We lead hectic, multi-tasking lives both at home and in the workplace these days and we find the need for equilibrium even more critical than in days gone by. We understand that technology can be impersonal, but it’s quick! We know we need to make time for more people-to-people connections but, the reality of the hectic pace doesn’t leave us much time for this more intimate form of communication. You may be thinking, isn’t it much faster to make a quick phone call, send a brief e-mail, or hook up via video-conferencing to have a meeting of the minds? Yes and no. It’s a communications paradox…faster is not all the time better.

So the great request may be, how can we make the best of both worlds – technology and face-to-face, people-to-people connections?

Just as fashions are redesigned and come back with a dissimilarity on a style from days-gone- by, I believe it is time for redesigning and revitalizing face-to-face (P2P) transportation skills.

We need to get the equilibrium right! People-to-people (P2P) transportation skills remain one of the former success factors in business, even in this age of technology. There are many situations – often those moving conflict, hurt feelings, high priority, or a large sum of money – that request firm citizen take the time and issue to get in the same room to share information. Video-conferencing has become a good simulation and cost-effective formula when individuals are in remote locations, but there is still no substitute for good, old-fashioned, face-to-face communication.

Don’t take my word for it…Let’s take a look at what some of the experts are saying.

Tom Peters, internationally known firm guru, says without reservation that you should enduringly attend to your face-to-face communication. Not to do so, will lead to work disaster. “We believe in high tech, high touch,” Peters writes. “No question, technology is the Great Enabler. But, paradoxically, now the human bit is more, not less, leading than ever before.”

Sheila Hodge, author of Global Smarts: The Art of Communicating and Deal making everywhere in the World, says “The contemporary office is full of gadgets – computers and the Internet, uplinks and downlinks, videoconferencing, and online databases.
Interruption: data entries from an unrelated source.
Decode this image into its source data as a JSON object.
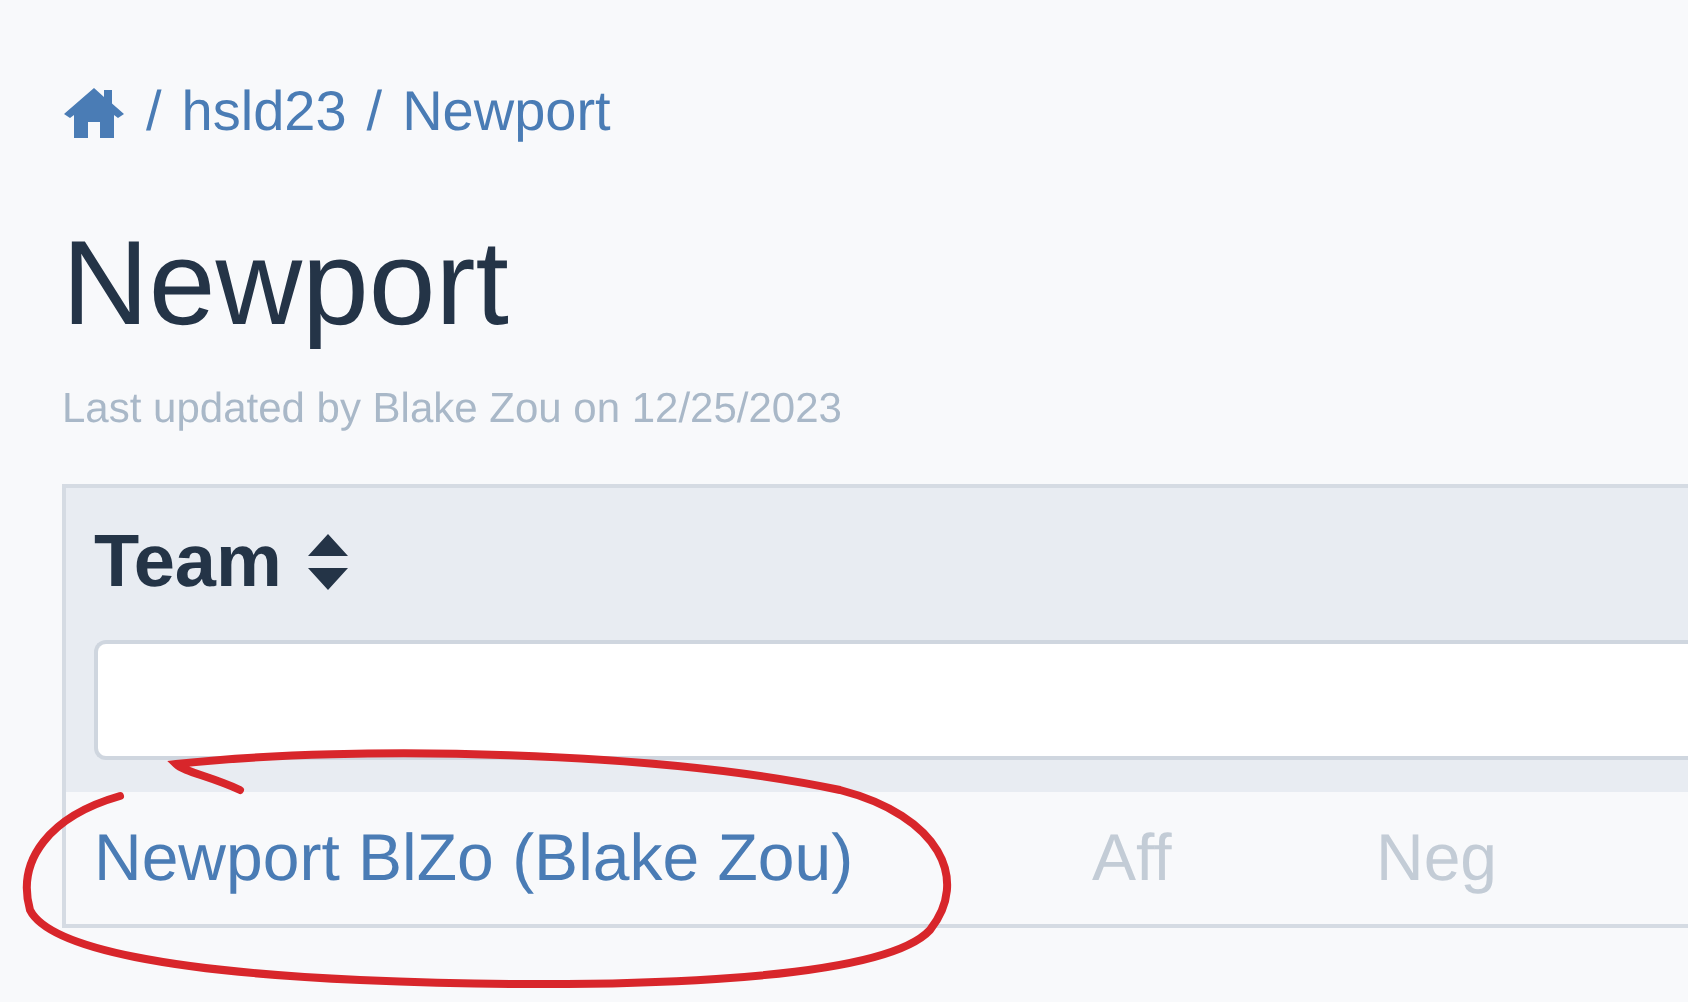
{
  "breadcrumb": [
    {
      "kind": "home"
    },
    {
      "kind": "separator",
      "text": "/"
    },
    {
      "kind": "link",
      "text": "hsld23"
    },
    {
      "kind": "separator",
      "text": "/"
    },
    {
      "kind": "link",
      "text": "Newport"
    }
  ],
  "page": {
    "title": "Newport",
    "updated": "Last updated by Blake Zou on 12/25/2023"
  },
  "table": {
    "columns": [
      {
        "label": "Team",
        "sortable": true
      }
    ],
    "rows": [
      {
        "team": "Newport BlZo (Blake Zou)",
        "column_2": "Aff",
        "column_3": "Neg",
        "disabled": true
      }
    ]
  },
  "annotations": [
    {
      "kind": "hand-drawn-circle"
    }
  ]
}
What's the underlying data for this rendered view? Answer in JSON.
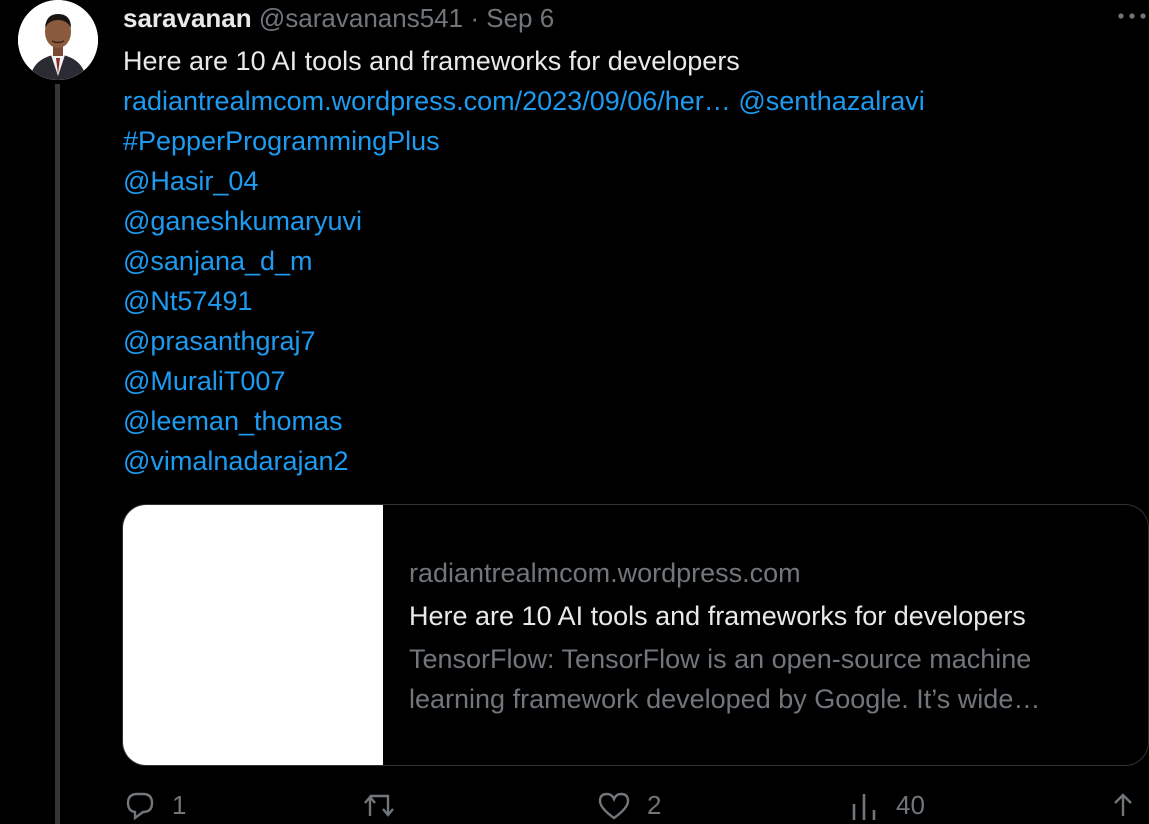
{
  "tweet": {
    "author": {
      "name": "saravanan",
      "handle": "@saravanans541",
      "separator": "·",
      "date": "Sep 6"
    },
    "more_icon": "more-horizontal-icon",
    "text": "Here are 10 AI tools and frameworks for developers",
    "url": "radiantrealmcom.wordpress.com/2023/09/06/her…",
    "mention_first": "@senthazalravi",
    "hashtag": "#PepperProgrammingPlus",
    "mentions": [
      "@Hasir_04",
      "@ganeshkumaryuvi",
      "@sanjana_d_m",
      "@Nt57491",
      "@prasanthgraj7",
      "@MuraliT007",
      "@leeman_thomas",
      "@vimalnadarajan2"
    ]
  },
  "card": {
    "domain": "radiantrealmcom.wordpress.com",
    "title": "Here are 10 AI tools and frameworks for developers",
    "description_line1": "TensorFlow: TensorFlow is an open-source machine",
    "description_line2": "learning framework developed by Google. It’s wide…"
  },
  "actions": {
    "reply": {
      "icon": "reply-icon",
      "count": "1"
    },
    "retweet": {
      "icon": "retweet-icon",
      "count": ""
    },
    "like": {
      "icon": "heart-icon",
      "count": "2"
    },
    "views": {
      "icon": "views-icon",
      "count": "40"
    },
    "share": {
      "icon": "share-icon"
    }
  },
  "colors": {
    "background": "#000000",
    "text": "#e7e9ea",
    "secondary": "#71767b",
    "link": "#1d9bf0",
    "border": "#2f3336"
  }
}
Many citizen think they should let the fancy technology handle the messy task of interfacing with people.”

Jo-Ellan Dimitrius, in her book Reading People, talks about how young, technically oriented employees tend to recite mostly in computer chat rooms. “If you want to become a great communicator, you must make a aware exertion to engage other citizen (in person),” she writes. “Even the most entrenched Internet junkie can learn the true meaning of ‘chat’ if the desire is there, but you have to get off the couch and make it happen.”

Gary McClain and Deborah Romaine in their book, The everything Managing citizen Book, put it this way…”Consistent, daily face-to-face transportation promotes more than just good feelings; it also promotes efficient and collaborative teamwork.”

“One of the most critical areas of transportation to get right in firm is the one-on-one situations – especially gift advice, constructive feedback, and yearly carrying out appraisals,” says Chris Roebuck in efficient Communication.

One of my favorite quotes stated very plainly by Margaret Wheatley, Turning to One Another: easy Conversations to Restore Hope for the Future, says “I can believe we can turn the world if we start talking to one another again.”

Sounds like we’re on to something here…So, what can you do? Start out by taking an honest look at your transportation methods and your attitude about technology vs. (P2P) face-to-face interaction. Are you e-mailing more and meeting less for financial reasons? Are you avoiding human contact mostly because of a lack of interpersonal skills? If the latter is true, you need to take activity before it’s too late.

The next time you are tempted to send an e-mail, text message or make a phone call for other than habit purposes, stop! Get back to basics. Go out of your relax zone and, instead, send the e-mail, text message or make the call to set up a face-to-face, in person meeting with the person behind the technology! Why? Because it works!

Make the people-to-people connections… You and your firm will be glad you did!

A unavoidable Workplace Means Business! Tm

Face-to-Face communication – Old Fashioned? Not!